INPUT MATERIAL below:
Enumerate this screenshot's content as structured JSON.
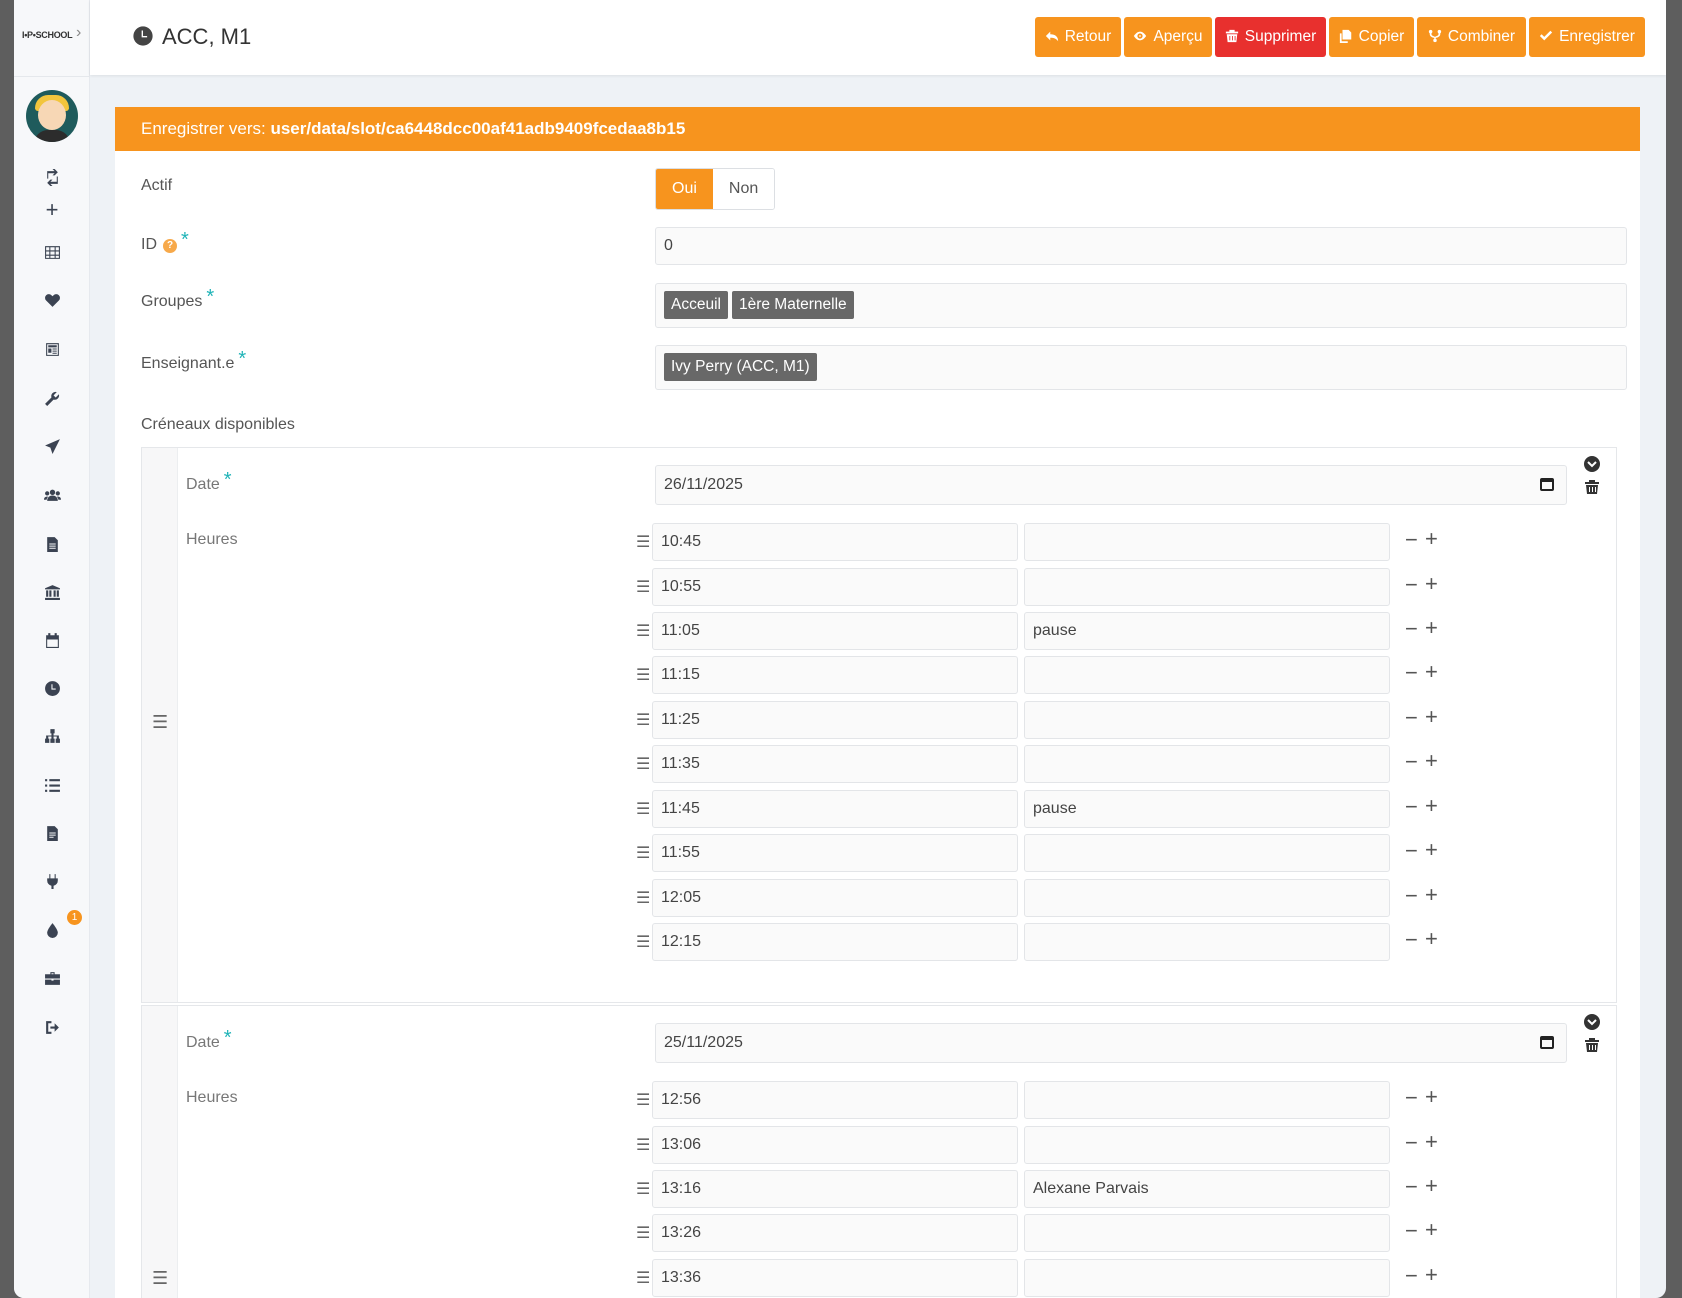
{
  "sidebar": {
    "logo_text": "I•P•SCHOOL",
    "badge_count": "1",
    "icons": [
      "swap-icon",
      "plus-icon",
      "grid-icon",
      "heart-icon",
      "newspaper-icon",
      "wrench-icon",
      "send-icon",
      "users-icon",
      "file-icon",
      "bank-icon",
      "calendar-icon",
      "clock-icon",
      "sitemap-icon",
      "list-icon",
      "document-icon",
      "plug-icon",
      "drop-icon",
      "briefcase-icon",
      "logout-icon"
    ]
  },
  "header": {
    "title": "ACC, M1",
    "buttons": {
      "back": "Retour",
      "preview": "Aperçu",
      "delete": "Supprimer",
      "copy": "Copier",
      "combine": "Combiner",
      "save": "Enregistrer"
    }
  },
  "form": {
    "save_to_label": "Enregistrer vers:",
    "save_to_path": "user/data/slot/ca6448dcc00af41adb9409fcedaa8b15",
    "active": {
      "label": "Actif",
      "yes": "Oui",
      "no": "Non",
      "selected": "Oui"
    },
    "id": {
      "label": "ID",
      "help": "?",
      "value": "0"
    },
    "groups": {
      "label": "Groupes",
      "tags": [
        "Acceuil",
        "1ère Maternelle"
      ]
    },
    "teacher": {
      "label": "Enseignant.e",
      "tags": [
        "Ivy Perry (ACC, M1)"
      ]
    },
    "required_mark": "*",
    "slots_label": "Créneaux disponibles",
    "date_label": "Date",
    "hours_label": "Heures",
    "slots": [
      {
        "date": "26/11/2025",
        "hours": [
          {
            "time": "10:45",
            "note": ""
          },
          {
            "time": "10:55",
            "note": ""
          },
          {
            "time": "11:05",
            "note": "pause"
          },
          {
            "time": "11:15",
            "note": ""
          },
          {
            "time": "11:25",
            "note": ""
          },
          {
            "time": "11:35",
            "note": ""
          },
          {
            "time": "11:45",
            "note": "pause"
          },
          {
            "time": "11:55",
            "note": ""
          },
          {
            "time": "12:05",
            "note": ""
          },
          {
            "time": "12:15",
            "note": ""
          }
        ]
      },
      {
        "date": "25/11/2025",
        "hours": [
          {
            "time": "12:56",
            "note": ""
          },
          {
            "time": "13:06",
            "note": ""
          },
          {
            "time": "13:16",
            "note": "Alexane Parvais"
          },
          {
            "time": "13:26",
            "note": ""
          },
          {
            "time": "13:36",
            "note": ""
          }
        ]
      }
    ]
  },
  "colors": {
    "accent": "#f7941e",
    "danger": "#e8302e",
    "required": "#1fb3b7"
  }
}
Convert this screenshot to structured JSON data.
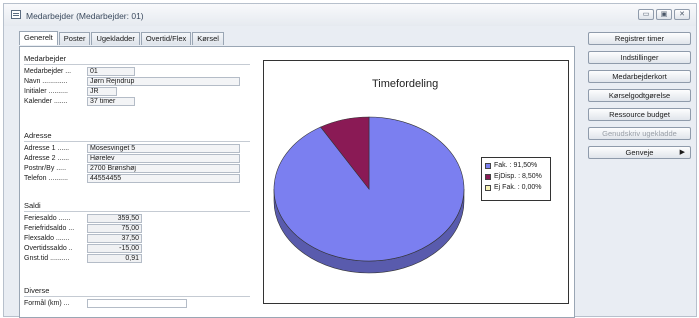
{
  "window": {
    "title": "Medarbejder (Medarbejder: 01)",
    "btn_min": "▭",
    "btn_max": "▣",
    "btn_close": "✕"
  },
  "tabs": [
    {
      "label": "Generelt",
      "active": true
    },
    {
      "label": "Poster",
      "active": false
    },
    {
      "label": "Ugekladder",
      "active": false
    },
    {
      "label": "Overtid/Flex",
      "active": false
    },
    {
      "label": "Kørsel",
      "active": false
    }
  ],
  "medarbejder": {
    "title": "Medarbejder",
    "fields": [
      {
        "label": "Medarbejder ... ",
        "value": "01"
      },
      {
        "label": "Navn .............",
        "value": "Jørn Rejndrup"
      },
      {
        "label": "Initialer ..........",
        "value": "JR"
      },
      {
        "label": "Kalender .......",
        "value": "37 timer"
      }
    ]
  },
  "adresse": {
    "title": "Adresse",
    "fields": [
      {
        "label": "Adresse 1 ......",
        "value": "Mosesvinget 5"
      },
      {
        "label": "Adresse 2 ......",
        "value": "Hørelev"
      },
      {
        "label": "Postnr/By .....",
        "value": "2700 Brønshøj"
      },
      {
        "label": "Telefon ..........",
        "value": "44554455"
      }
    ]
  },
  "saldi": {
    "title": "Saldi",
    "fields": [
      {
        "label": "Feriesaldo ......",
        "value": "359,50"
      },
      {
        "label": "Feriefridsaldo ...",
        "value": "75,00"
      },
      {
        "label": "Flexsaldo .......",
        "value": "37,50"
      },
      {
        "label": "Overtidssaldo ..",
        "value": "-15,00"
      },
      {
        "label": "Gnst.tid ..........",
        "value": "0,91"
      }
    ]
  },
  "diverse": {
    "title": "Diverse",
    "fields": [
      {
        "label": "Formål (km) ...",
        "value": ""
      }
    ]
  },
  "chart_data": {
    "type": "pie",
    "title": "Timefordeling",
    "labels": [
      "Fak.",
      "EjDisp.",
      "Ej Fak."
    ],
    "values": [
      91.5,
      8.5,
      0.0
    ],
    "colors": [
      "#7b7ff0",
      "#8a1a55",
      "#f7f2b5"
    ],
    "legend": [
      {
        "label": "Fak.",
        "value": ": 91,50%"
      },
      {
        "label": "EjDisp.",
        "value": ": 8,50%"
      },
      {
        "label": "Ej Fak.",
        "value": ": 0,00%"
      }
    ],
    "legend_position": "right",
    "style": "3d"
  },
  "actions": [
    {
      "label": "Registrer timer",
      "enabled": true,
      "has_arrow": false
    },
    {
      "label": "Indstillinger",
      "enabled": true,
      "has_arrow": false
    },
    {
      "label": "Medarbejderkort",
      "enabled": true,
      "has_arrow": false
    },
    {
      "label": "Kørselgodtgørelse",
      "enabled": true,
      "has_arrow": false
    },
    {
      "label": "Ressource budget",
      "enabled": true,
      "has_arrow": false
    },
    {
      "label": "Genudskriv ugekladde",
      "enabled": false,
      "has_arrow": false
    },
    {
      "label": "Genveje",
      "enabled": true,
      "has_arrow": true,
      "arrow": "▶"
    }
  ]
}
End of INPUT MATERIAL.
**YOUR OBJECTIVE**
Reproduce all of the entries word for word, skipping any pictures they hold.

**SOLUTION TO THE EXERCISE**
Enumerate this screenshot's content as structured JSON.
{
  "sidebar": {
    "logo_text": "I•P•SCHOOL",
    "badge_count": "1",
    "icons": [
      "swap-icon",
      "plus-icon",
      "grid-icon",
      "heart-icon",
      "newspaper-icon",
      "wrench-icon",
      "send-icon",
      "users-icon",
      "file-icon",
      "bank-icon",
      "calendar-icon",
      "clock-icon",
      "sitemap-icon",
      "list-icon",
      "document-icon",
      "plug-icon",
      "drop-icon",
      "briefcase-icon",
      "logout-icon"
    ]
  },
  "header": {
    "title": "ACC, M1",
    "buttons": {
      "back": "Retour",
      "preview": "Aperçu",
      "delete": "Supprimer",
      "copy": "Copier",
      "combine": "Combiner",
      "save": "Enregistrer"
    }
  },
  "form": {
    "save_to_label": "Enregistrer vers:",
    "save_to_path": "user/data/slot/ca6448dcc00af41adb9409fcedaa8b15",
    "active": {
      "label": "Actif",
      "yes": "Oui",
      "no": "Non",
      "selected": "Oui"
    },
    "id": {
      "label": "ID",
      "help": "?",
      "value": "0"
    },
    "groups": {
      "label": "Groupes",
      "tags": [
        "Acceuil",
        "1ère Maternelle"
      ]
    },
    "teacher": {
      "label": "Enseignant.e",
      "tags": [
        "Ivy Perry (ACC, M1)"
      ]
    },
    "required_mark": "*",
    "slots_label": "Créneaux disponibles",
    "date_label": "Date",
    "hours_label": "Heures",
    "slots": [
      {
        "date": "26/11/2025",
        "hours": [
          {
            "time": "10:45",
            "note": ""
          },
          {
            "time": "10:55",
            "note": ""
          },
          {
            "time": "11:05",
            "note": "pause"
          },
          {
            "time": "11:15",
            "note": ""
          },
          {
            "time": "11:25",
            "note": ""
          },
          {
            "time": "11:35",
            "note": ""
          },
          {
            "time": "11:45",
            "note": "pause"
          },
          {
            "time": "11:55",
            "note": ""
          },
          {
            "time": "12:05",
            "note": ""
          },
          {
            "time": "12:15",
            "note": ""
          }
        ]
      },
      {
        "date": "25/11/2025",
        "hours": [
          {
            "time": "12:56",
            "note": ""
          },
          {
            "time": "13:06",
            "note": ""
          },
          {
            "time": "13:16",
            "note": "Alexane Parvais"
          },
          {
            "time": "13:26",
            "note": ""
          },
          {
            "time": "13:36",
            "note": ""
          }
        ]
      }
    ]
  },
  "colors": {
    "accent": "#f7941e",
    "danger": "#e8302e",
    "required": "#1fb3b7"
  }
}
Convert this screenshot to structured JSON data.
{
  "window": {
    "title": "Medarbejder (Medarbejder: 01)",
    "btn_min": "▭",
    "btn_max": "▣",
    "btn_close": "✕"
  },
  "tabs": [
    {
      "label": "Generelt",
      "active": true
    },
    {
      "label": "Poster",
      "active": false
    },
    {
      "label": "Ugekladder",
      "active": false
    },
    {
      "label": "Overtid/Flex",
      "active": false
    },
    {
      "label": "Kørsel",
      "active": false
    }
  ],
  "medarbejder": {
    "title": "Medarbejder",
    "fields": [
      {
        "label": "Medarbejder ... ",
        "value": "01"
      },
      {
        "label": "Navn .............",
        "value": "Jørn Rejndrup"
      },
      {
        "label": "Initialer ..........",
        "value": "JR"
      },
      {
        "label": "Kalender .......",
        "value": "37 timer"
      }
    ]
  },
  "adresse": {
    "title": "Adresse",
    "fields": [
      {
        "label": "Adresse 1 ......",
        "value": "Mosesvinget 5"
      },
      {
        "label": "Adresse 2 ......",
        "value": "Hørelev"
      },
      {
        "label": "Postnr/By .....",
        "value": "2700 Brønshøj"
      },
      {
        "label": "Telefon ..........",
        "value": "44554455"
      }
    ]
  },
  "saldi": {
    "title": "Saldi",
    "fields": [
      {
        "label": "Feriesaldo ......",
        "value": "359,50"
      },
      {
        "label": "Feriefridsaldo ...",
        "value": "75,00"
      },
      {
        "label": "Flexsaldo .......",
        "value": "37,50"
      },
      {
        "label": "Overtidssaldo ..",
        "value": "-15,00"
      },
      {
        "label": "Gnst.tid ..........",
        "value": "0,91"
      }
    ]
  },
  "diverse": {
    "title": "Diverse",
    "fields": [
      {
        "label": "Formål (km) ...",
        "value": ""
      }
    ]
  },
  "chart_data": {
    "type": "pie",
    "title": "Timefordeling",
    "labels": [
      "Fak.",
      "EjDisp.",
      "Ej Fak."
    ],
    "values": [
      91.5,
      8.5,
      0.0
    ],
    "colors": [
      "#7b7ff0",
      "#8a1a55",
      "#f7f2b5"
    ],
    "legend": [
      {
        "label": "Fak.",
        "value": ": 91,50%"
      },
      {
        "label": "EjDisp.",
        "value": ": 8,50%"
      },
      {
        "label": "Ej Fak.",
        "value": ": 0,00%"
      }
    ],
    "legend_position": "right",
    "style": "3d"
  },
  "actions": [
    {
      "label": "Registrer timer",
      "enabled": true,
      "has_arrow": false
    },
    {
      "label": "Indstillinger",
      "enabled": true,
      "has_arrow": false
    },
    {
      "label": "Medarbejderkort",
      "enabled": true,
      "has_arrow": false
    },
    {
      "label": "Kørselgodtgørelse",
      "enabled": true,
      "has_arrow": false
    },
    {
      "label": "Ressource budget",
      "enabled": true,
      "has_arrow": false
    },
    {
      "label": "Genudskriv ugekladde",
      "enabled": false,
      "has_arrow": false
    },
    {
      "label": "Genveje",
      "enabled": true,
      "has_arrow": true,
      "arrow": "▶"
    }
  ]
}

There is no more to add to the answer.